Material supplied -
----------------------------------------
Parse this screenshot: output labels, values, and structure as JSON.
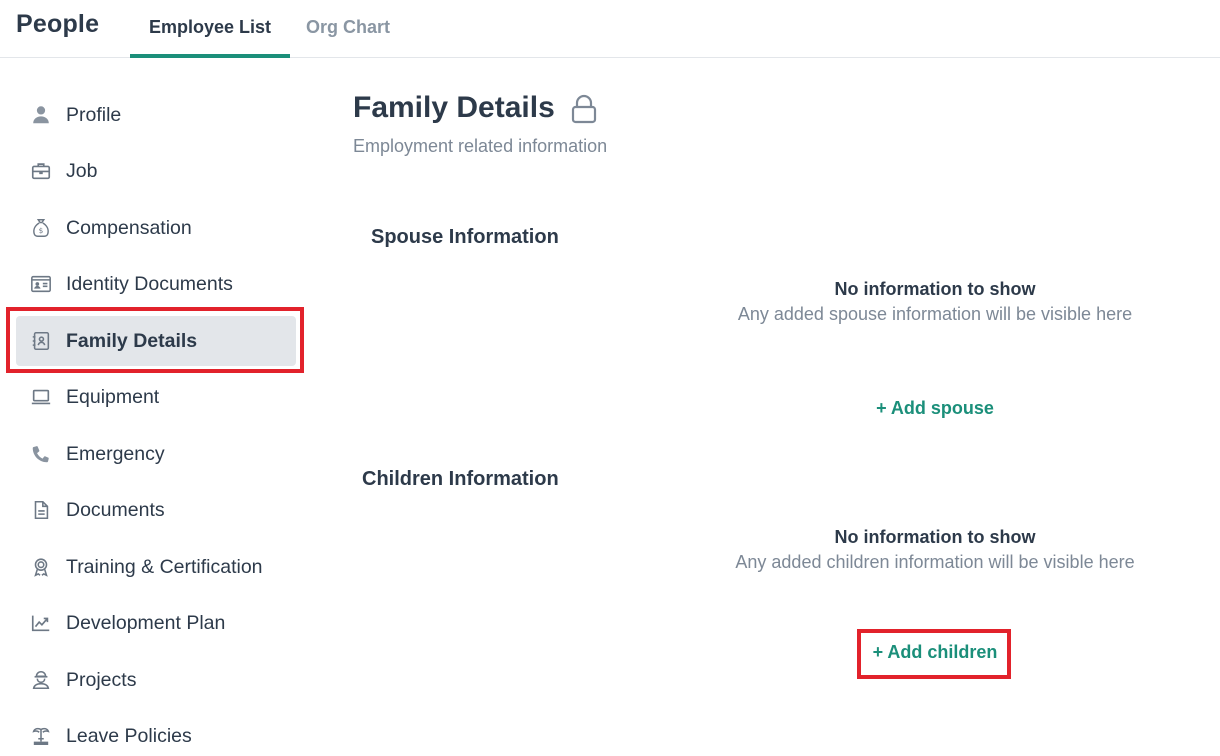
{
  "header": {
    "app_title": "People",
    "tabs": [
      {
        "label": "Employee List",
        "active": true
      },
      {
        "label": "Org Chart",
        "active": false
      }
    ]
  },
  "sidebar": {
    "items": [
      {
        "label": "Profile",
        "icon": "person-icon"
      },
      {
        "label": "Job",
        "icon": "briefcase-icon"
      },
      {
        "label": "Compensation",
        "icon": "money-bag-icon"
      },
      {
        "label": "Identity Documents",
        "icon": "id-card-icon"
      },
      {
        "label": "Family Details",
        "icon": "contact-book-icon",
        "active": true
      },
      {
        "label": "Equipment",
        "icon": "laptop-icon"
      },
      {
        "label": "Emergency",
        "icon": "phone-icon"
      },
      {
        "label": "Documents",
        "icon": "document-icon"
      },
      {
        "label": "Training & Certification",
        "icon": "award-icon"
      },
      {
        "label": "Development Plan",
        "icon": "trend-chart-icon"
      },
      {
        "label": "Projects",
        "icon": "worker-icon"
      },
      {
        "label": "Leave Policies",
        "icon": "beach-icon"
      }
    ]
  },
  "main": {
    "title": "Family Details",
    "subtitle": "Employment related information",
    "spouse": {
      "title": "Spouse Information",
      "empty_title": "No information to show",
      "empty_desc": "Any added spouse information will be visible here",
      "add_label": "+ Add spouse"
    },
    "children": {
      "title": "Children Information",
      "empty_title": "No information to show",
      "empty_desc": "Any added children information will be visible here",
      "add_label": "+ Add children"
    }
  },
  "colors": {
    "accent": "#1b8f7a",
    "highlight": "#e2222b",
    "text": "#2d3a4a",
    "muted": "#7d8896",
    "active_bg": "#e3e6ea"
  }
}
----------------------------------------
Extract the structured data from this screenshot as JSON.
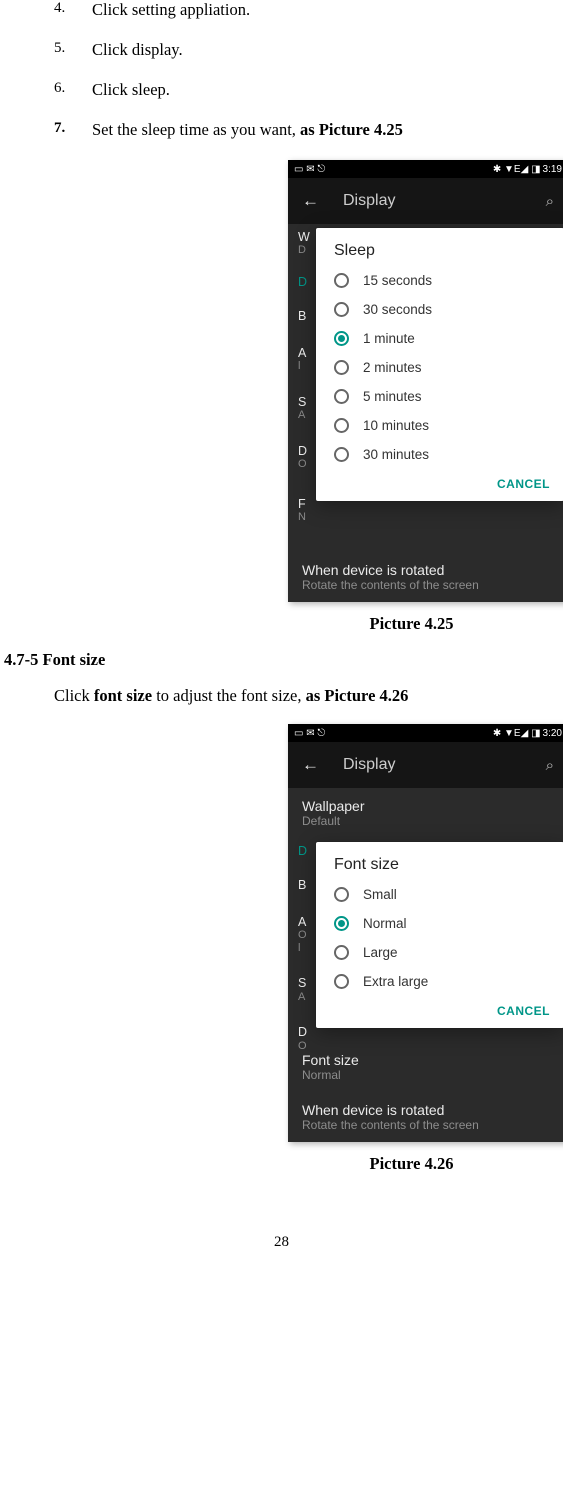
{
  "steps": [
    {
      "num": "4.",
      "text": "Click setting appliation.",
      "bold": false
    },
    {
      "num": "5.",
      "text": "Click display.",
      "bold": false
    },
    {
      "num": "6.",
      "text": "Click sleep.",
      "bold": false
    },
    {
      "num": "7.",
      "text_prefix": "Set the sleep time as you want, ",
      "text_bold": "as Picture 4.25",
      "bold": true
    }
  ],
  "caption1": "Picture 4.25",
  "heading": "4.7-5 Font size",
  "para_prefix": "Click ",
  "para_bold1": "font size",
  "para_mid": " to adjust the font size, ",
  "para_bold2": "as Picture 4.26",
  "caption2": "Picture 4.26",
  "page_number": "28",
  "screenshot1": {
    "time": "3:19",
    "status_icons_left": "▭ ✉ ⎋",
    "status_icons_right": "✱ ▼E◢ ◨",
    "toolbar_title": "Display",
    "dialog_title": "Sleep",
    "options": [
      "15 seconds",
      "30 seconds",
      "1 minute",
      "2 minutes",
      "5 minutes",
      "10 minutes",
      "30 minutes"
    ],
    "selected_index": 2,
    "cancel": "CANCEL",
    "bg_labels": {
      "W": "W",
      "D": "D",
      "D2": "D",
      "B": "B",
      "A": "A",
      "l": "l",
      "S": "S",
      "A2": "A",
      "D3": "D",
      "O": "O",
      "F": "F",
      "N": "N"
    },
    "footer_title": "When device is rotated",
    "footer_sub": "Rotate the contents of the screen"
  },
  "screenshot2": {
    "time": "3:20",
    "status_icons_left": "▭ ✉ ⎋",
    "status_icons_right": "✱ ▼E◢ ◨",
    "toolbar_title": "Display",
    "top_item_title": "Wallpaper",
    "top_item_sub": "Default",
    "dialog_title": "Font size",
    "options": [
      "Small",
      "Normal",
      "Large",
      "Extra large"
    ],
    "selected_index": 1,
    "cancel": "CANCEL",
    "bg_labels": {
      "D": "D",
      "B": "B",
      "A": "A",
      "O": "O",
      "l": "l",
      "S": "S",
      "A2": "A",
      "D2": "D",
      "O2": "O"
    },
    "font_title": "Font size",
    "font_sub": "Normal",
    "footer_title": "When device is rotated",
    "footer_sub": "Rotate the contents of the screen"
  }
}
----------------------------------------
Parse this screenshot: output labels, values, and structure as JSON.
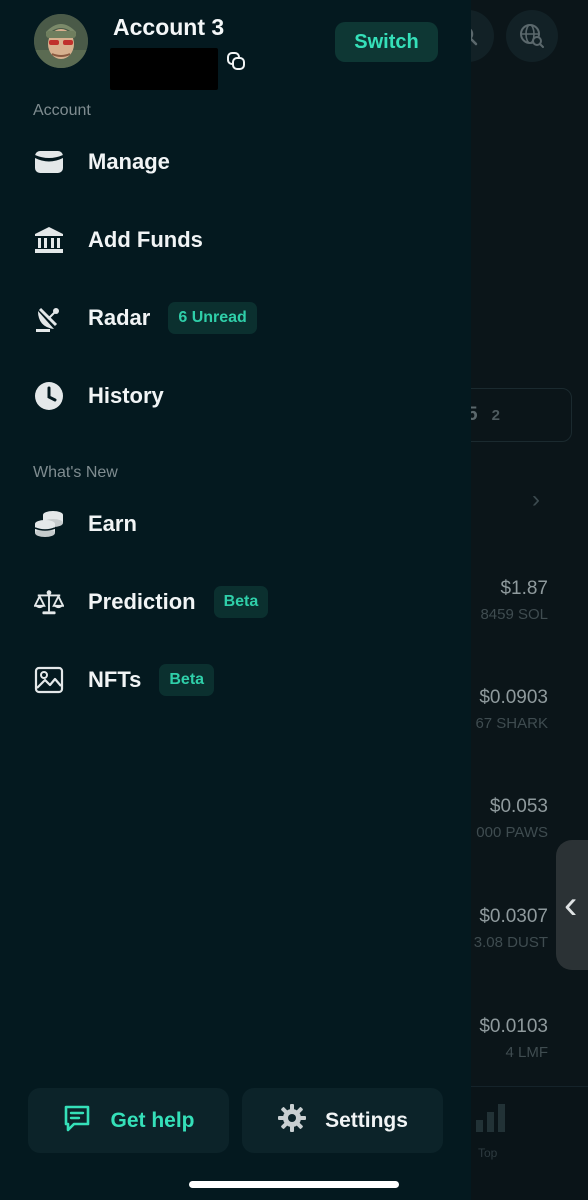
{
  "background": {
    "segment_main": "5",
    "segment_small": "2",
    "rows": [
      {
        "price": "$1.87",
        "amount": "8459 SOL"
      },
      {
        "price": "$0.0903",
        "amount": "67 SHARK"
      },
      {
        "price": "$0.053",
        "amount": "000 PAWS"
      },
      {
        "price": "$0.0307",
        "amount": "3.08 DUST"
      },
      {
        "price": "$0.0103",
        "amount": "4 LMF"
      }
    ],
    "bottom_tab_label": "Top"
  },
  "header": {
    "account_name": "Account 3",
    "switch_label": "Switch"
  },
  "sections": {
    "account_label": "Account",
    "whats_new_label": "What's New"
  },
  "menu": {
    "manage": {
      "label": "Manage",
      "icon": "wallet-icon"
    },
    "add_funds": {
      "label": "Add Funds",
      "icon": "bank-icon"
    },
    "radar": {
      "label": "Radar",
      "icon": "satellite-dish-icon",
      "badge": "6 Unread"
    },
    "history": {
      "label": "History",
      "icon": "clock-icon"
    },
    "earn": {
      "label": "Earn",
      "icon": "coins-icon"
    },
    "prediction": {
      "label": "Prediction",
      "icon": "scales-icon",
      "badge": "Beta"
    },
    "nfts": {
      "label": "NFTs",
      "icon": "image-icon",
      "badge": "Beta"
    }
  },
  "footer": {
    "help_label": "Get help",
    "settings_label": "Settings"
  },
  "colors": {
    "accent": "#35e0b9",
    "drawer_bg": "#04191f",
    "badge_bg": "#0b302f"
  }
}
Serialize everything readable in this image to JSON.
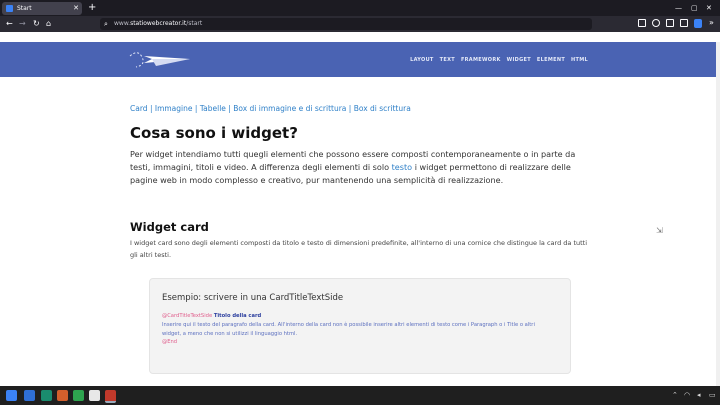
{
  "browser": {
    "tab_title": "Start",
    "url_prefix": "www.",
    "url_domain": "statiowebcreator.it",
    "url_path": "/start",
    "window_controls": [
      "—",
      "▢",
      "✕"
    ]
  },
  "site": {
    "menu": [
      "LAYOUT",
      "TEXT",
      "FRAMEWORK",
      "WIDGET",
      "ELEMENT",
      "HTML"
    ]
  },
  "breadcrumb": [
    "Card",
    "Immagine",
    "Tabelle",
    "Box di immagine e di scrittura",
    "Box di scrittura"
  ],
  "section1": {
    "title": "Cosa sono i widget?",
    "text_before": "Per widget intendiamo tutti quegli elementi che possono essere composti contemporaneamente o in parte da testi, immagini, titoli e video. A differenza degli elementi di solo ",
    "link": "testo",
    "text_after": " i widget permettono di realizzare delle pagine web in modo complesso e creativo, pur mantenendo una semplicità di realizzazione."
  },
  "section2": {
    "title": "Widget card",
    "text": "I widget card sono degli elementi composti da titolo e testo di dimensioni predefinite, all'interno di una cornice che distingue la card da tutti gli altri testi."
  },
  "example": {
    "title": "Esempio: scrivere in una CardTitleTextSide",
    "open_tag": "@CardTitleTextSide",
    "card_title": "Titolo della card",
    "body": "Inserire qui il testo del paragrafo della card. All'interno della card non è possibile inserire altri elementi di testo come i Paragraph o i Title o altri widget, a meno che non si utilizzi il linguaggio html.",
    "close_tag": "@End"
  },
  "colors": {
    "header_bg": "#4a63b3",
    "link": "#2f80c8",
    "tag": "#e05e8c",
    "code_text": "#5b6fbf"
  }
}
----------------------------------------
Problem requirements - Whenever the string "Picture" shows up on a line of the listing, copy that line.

Answer area -
      "text_bold": "as Picture 4.25",
  "caption1": "Picture 4.25",
  "para_bold2": "as Picture 4.26",
  "caption2": "Picture 4.26",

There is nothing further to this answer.